The Teacher's Must-have Items!The Teacher's Must-have Items!

Loupe

Used to look at the surface of rocks, a loupe is the most essential piece of equipment by far for a geology/petrology researcher. This German-made loupe has been the professor's constant companion for more than 15 years, even accompanying him on his expeditions to Antarctica. Housed in an elegant leather case, this loupe is equipped with an LED light.

Personal organizer

This is an important item, housing Professor Osanai's packed schedule. He puts his plans into both his organizer and his smartphone. With pockets for his smartphone and a fan, this leather-bound organizer is very stylish.

Bento made with love by his wife

Even the cloth napkin around it has a frog pattern! "I can't live without this," says Professor Osanai, for whom the bento lunches prepared by his wife are his biggest source of energy. As you might expect, since he comes from Hokkaido, salmon fillet is a staple side dish in the professor's lunchbox.

Message to the StudentsMessage to the Students

I want every member of humankind to turn their attention to the world in which they live. I want people to pursue the truth about complex, beautiful natural phenomena.

In the aftermath of the 2011 Great East Japan Earthquake, the expression "tsunami tendenko" became the focus of attention.
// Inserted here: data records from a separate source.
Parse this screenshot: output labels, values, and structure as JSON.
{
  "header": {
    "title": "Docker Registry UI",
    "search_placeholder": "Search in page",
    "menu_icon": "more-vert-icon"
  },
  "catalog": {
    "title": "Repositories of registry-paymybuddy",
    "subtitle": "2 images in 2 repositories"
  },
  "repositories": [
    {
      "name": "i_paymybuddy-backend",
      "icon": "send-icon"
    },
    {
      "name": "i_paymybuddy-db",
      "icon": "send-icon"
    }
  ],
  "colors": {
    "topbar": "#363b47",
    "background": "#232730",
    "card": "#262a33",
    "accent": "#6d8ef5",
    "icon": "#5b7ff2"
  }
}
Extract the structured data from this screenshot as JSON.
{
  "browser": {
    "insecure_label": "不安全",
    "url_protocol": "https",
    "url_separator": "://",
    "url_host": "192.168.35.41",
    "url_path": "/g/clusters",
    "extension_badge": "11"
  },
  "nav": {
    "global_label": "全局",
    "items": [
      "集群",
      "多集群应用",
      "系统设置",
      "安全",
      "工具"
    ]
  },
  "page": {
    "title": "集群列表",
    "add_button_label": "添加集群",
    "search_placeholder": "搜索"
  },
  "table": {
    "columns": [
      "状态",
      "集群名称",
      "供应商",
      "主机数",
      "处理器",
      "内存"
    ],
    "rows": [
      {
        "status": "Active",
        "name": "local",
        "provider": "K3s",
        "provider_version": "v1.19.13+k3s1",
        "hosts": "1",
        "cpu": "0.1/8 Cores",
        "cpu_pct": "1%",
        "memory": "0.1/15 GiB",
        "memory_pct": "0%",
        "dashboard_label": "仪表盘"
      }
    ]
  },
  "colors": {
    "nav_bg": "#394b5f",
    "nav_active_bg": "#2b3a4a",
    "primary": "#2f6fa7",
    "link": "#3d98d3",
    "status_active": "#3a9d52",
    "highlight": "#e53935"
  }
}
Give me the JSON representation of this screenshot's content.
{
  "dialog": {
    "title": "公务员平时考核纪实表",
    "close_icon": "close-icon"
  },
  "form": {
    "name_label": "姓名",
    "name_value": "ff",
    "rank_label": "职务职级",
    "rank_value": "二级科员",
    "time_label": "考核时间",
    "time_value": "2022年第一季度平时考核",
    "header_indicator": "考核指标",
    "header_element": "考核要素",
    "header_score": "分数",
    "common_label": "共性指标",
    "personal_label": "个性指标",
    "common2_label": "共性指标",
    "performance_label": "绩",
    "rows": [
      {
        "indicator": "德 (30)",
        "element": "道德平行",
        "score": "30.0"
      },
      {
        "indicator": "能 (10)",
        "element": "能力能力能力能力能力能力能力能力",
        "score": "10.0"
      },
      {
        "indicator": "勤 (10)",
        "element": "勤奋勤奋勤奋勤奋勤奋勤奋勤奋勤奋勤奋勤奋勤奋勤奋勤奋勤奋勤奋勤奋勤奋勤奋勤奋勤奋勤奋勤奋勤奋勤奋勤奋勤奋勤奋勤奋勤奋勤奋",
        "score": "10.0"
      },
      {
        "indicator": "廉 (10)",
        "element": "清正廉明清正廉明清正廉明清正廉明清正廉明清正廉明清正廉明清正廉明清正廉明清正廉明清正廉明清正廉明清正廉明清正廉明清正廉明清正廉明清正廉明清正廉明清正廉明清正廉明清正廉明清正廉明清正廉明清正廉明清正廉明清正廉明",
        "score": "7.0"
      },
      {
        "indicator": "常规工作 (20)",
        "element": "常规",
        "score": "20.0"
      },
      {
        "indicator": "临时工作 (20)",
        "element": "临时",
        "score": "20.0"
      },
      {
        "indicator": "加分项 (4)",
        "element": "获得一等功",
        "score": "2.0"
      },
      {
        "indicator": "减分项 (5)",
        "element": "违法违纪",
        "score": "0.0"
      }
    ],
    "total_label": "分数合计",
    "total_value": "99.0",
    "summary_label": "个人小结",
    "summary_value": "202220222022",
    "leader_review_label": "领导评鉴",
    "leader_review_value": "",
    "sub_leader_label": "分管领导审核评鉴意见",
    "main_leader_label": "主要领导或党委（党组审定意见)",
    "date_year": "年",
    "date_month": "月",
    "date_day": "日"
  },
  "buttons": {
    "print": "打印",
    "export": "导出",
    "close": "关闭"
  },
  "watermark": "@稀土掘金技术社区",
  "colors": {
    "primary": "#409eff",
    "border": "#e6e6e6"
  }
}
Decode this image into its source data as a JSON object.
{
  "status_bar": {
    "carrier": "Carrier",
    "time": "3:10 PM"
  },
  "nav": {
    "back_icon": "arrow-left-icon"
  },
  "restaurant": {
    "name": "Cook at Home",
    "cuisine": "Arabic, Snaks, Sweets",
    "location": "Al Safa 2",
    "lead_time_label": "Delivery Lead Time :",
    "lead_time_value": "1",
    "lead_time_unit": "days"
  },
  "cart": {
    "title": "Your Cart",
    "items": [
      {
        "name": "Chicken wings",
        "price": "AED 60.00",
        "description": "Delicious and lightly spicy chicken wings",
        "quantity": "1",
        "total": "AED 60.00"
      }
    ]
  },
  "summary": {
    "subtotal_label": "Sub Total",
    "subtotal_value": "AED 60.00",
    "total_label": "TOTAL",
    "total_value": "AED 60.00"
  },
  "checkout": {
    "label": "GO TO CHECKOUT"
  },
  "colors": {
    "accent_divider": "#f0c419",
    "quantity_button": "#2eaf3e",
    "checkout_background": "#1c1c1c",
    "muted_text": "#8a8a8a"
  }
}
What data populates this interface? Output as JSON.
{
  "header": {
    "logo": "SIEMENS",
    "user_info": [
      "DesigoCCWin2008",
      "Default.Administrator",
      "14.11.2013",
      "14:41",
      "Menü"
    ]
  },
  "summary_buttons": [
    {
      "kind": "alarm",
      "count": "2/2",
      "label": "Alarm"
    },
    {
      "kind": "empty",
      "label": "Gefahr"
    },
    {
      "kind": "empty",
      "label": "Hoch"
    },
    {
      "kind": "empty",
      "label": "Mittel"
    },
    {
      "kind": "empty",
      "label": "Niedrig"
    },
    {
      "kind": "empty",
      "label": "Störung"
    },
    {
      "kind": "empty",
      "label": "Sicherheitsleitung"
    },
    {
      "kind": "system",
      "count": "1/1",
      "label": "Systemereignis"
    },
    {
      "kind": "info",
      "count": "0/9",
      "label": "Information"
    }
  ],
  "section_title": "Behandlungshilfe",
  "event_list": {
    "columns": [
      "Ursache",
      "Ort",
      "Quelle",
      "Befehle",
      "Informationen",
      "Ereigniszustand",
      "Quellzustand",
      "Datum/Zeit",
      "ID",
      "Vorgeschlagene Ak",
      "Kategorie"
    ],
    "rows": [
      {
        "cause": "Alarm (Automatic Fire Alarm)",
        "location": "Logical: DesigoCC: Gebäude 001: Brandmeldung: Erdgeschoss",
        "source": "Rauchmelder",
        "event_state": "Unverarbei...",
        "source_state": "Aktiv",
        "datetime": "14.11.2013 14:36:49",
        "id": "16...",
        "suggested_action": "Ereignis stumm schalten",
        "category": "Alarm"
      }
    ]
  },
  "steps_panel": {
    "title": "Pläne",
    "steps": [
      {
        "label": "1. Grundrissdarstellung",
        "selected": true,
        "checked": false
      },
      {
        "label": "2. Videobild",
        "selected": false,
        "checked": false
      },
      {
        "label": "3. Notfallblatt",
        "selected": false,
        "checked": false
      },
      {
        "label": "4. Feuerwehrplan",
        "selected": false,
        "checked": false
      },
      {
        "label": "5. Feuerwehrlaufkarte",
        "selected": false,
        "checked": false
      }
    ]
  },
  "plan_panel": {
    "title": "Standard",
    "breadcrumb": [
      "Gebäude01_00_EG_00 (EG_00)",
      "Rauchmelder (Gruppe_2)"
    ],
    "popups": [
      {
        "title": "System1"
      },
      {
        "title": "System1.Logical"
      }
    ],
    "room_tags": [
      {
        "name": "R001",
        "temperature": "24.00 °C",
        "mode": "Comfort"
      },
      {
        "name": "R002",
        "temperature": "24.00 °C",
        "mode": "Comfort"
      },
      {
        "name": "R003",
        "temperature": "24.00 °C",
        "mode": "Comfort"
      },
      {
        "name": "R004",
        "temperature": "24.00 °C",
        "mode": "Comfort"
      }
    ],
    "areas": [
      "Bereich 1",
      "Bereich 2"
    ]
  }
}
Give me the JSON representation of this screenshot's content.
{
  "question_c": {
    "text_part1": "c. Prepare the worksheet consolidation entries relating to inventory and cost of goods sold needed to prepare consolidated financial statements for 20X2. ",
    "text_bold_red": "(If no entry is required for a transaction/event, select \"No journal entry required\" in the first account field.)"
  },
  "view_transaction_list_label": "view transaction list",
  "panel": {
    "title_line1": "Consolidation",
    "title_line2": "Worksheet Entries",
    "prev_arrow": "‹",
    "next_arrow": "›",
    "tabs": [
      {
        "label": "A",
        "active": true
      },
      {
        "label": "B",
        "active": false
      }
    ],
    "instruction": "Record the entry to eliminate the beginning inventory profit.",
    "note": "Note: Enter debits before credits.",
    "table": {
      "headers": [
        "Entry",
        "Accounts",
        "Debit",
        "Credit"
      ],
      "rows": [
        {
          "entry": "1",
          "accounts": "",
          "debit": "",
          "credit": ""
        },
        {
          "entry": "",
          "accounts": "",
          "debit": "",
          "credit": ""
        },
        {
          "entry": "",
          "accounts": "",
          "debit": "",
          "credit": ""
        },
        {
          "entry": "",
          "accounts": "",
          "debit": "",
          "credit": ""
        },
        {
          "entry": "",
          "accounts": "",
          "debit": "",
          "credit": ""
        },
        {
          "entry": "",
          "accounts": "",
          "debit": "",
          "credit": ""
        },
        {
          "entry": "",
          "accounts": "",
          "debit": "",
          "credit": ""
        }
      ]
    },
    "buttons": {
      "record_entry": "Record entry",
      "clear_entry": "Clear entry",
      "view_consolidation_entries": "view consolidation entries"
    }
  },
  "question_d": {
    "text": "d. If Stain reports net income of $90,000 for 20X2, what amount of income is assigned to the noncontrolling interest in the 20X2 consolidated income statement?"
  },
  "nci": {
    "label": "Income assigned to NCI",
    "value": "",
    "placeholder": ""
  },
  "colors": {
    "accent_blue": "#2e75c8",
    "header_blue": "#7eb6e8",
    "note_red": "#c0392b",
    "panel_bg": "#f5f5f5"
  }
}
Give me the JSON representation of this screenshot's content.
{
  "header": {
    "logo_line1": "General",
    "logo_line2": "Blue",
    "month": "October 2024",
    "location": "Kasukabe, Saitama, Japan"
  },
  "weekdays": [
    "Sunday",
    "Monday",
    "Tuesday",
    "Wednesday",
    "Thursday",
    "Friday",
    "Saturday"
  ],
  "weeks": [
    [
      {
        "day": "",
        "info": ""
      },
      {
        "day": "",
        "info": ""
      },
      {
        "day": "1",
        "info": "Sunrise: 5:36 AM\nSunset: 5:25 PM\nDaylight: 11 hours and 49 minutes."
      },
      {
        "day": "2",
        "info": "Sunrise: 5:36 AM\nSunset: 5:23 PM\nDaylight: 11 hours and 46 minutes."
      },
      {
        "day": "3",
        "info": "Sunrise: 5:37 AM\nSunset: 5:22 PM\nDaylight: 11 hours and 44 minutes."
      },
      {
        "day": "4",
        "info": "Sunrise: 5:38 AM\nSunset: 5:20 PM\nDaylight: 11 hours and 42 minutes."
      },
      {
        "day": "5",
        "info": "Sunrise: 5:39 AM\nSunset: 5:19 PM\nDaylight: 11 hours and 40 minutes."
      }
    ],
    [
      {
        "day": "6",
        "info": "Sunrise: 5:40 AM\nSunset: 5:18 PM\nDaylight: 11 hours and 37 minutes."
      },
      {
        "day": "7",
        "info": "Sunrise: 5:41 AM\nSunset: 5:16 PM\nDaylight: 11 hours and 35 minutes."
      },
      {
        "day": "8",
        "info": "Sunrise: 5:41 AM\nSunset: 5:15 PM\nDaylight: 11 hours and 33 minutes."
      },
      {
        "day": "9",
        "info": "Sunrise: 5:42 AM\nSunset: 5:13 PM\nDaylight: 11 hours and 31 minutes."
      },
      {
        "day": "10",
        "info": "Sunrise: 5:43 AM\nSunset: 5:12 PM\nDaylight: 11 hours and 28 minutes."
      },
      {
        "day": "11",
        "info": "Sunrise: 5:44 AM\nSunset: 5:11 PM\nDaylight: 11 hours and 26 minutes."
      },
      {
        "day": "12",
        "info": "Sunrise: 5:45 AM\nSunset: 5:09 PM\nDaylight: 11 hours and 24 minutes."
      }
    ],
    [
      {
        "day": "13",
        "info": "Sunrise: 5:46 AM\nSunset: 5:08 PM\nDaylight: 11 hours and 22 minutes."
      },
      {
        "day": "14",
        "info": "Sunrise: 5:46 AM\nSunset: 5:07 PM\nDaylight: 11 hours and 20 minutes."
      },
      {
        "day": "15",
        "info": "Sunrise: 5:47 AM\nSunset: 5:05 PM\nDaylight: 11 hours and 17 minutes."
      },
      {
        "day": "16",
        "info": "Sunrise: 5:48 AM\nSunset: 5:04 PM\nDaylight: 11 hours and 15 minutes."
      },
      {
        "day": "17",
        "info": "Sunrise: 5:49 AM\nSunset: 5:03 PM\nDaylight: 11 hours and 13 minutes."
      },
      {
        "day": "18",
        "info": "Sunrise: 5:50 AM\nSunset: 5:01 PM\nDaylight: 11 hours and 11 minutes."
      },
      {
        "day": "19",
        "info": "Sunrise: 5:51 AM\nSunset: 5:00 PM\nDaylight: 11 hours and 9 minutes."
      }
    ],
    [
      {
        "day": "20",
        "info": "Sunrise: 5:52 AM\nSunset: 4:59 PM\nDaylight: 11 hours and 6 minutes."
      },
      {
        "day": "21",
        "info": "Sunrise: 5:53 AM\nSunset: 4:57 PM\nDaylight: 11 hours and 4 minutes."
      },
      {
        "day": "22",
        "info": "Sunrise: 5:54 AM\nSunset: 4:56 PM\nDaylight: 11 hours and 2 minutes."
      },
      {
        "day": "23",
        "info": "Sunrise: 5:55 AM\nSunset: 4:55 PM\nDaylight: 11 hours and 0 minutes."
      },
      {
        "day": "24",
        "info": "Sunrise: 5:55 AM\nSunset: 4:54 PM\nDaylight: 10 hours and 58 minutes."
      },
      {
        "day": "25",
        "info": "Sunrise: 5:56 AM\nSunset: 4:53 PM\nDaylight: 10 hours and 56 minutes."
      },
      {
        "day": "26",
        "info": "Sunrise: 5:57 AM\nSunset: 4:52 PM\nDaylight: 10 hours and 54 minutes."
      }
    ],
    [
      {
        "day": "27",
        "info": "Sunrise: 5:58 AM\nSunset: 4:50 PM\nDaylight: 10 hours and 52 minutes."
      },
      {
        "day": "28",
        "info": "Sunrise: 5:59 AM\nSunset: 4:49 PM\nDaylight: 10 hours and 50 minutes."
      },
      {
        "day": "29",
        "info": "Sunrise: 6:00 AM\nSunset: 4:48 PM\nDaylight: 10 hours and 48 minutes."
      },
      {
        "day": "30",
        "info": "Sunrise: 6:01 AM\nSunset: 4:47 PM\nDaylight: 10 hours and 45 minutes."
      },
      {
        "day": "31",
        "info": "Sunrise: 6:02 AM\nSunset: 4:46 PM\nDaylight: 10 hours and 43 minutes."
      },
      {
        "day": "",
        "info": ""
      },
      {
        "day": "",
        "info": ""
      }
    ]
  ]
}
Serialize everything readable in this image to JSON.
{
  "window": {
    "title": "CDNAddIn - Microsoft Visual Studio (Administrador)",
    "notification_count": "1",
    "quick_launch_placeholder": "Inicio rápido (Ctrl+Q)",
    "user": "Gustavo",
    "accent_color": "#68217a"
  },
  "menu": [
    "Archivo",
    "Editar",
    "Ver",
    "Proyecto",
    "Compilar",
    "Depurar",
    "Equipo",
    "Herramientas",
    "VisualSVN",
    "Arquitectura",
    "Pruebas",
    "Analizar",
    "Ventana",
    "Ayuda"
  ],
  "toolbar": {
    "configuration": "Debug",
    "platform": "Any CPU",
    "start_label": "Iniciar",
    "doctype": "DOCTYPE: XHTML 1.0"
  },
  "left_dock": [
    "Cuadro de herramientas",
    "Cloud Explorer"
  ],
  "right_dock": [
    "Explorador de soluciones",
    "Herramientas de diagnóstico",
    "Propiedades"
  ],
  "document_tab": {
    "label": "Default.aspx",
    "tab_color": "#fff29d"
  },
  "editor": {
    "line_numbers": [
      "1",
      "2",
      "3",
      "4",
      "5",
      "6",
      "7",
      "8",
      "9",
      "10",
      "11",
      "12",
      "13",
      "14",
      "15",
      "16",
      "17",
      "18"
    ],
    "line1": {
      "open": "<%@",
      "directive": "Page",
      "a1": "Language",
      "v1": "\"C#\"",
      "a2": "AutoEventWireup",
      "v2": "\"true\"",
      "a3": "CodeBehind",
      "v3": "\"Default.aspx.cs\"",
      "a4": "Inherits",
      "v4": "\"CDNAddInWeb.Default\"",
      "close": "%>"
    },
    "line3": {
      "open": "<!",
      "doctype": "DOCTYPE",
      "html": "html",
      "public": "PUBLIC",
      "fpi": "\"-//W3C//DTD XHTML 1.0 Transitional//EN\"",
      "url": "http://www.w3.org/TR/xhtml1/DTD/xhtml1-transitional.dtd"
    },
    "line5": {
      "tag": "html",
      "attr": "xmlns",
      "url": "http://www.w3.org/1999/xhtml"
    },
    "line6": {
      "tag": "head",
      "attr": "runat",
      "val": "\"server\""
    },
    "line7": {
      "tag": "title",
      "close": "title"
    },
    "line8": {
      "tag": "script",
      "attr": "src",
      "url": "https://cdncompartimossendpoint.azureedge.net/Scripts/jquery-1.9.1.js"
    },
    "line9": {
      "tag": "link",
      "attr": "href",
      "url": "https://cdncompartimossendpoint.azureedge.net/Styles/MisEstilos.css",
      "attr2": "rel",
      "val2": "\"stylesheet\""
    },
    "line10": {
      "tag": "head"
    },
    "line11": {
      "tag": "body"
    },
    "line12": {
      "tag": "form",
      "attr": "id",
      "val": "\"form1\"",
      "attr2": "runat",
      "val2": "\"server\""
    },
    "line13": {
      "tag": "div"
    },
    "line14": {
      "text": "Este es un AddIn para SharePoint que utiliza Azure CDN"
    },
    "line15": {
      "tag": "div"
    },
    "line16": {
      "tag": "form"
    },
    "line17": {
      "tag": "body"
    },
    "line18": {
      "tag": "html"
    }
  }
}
This saying from local folklore in the area means, "If a tsunami comes, forget about everyone else — just save yourself." From ancient times, people knew that an earthquake would be followed by a tsunami and I think that they knew that because they paid close attention to nature.

The discipline of earth science is directly linked to people's lives, examining such matters as natural disasters and resource issues. You can only solve problems if you are well-equipped with knowledge. With major natural disasters occurring around us today, learning about the planet on which we live is synonymous with learning the information that humanity needs to survive. I want students to go the full distance in their pursuit of this truth. Doing that will enable them to see a natural phenomenon, forecast what will happen next, and then solve problems.

In April 2018, Kyushu University's new undergraduate school, the School of Interdisciplinary Science and Innovation, will open. Integrating the humanities with the sciences, this new school is brimming with the potential to combine diverse fields of study in multifaceted ways and learn methodologies for solving the various problems faced by humankind. I want motivated students to take on this challenge.

If we liken Earth's history to a year, a human life (80 years) lasts 0.548 seconds, while a four-year undergraduate program plus a two-year master's is just 0.042 seconds. Our lives are over in the blink of an eye, so live your life at top speed, to make sure that you don't have any regrets!

Back to Top of PageBack to Top of Page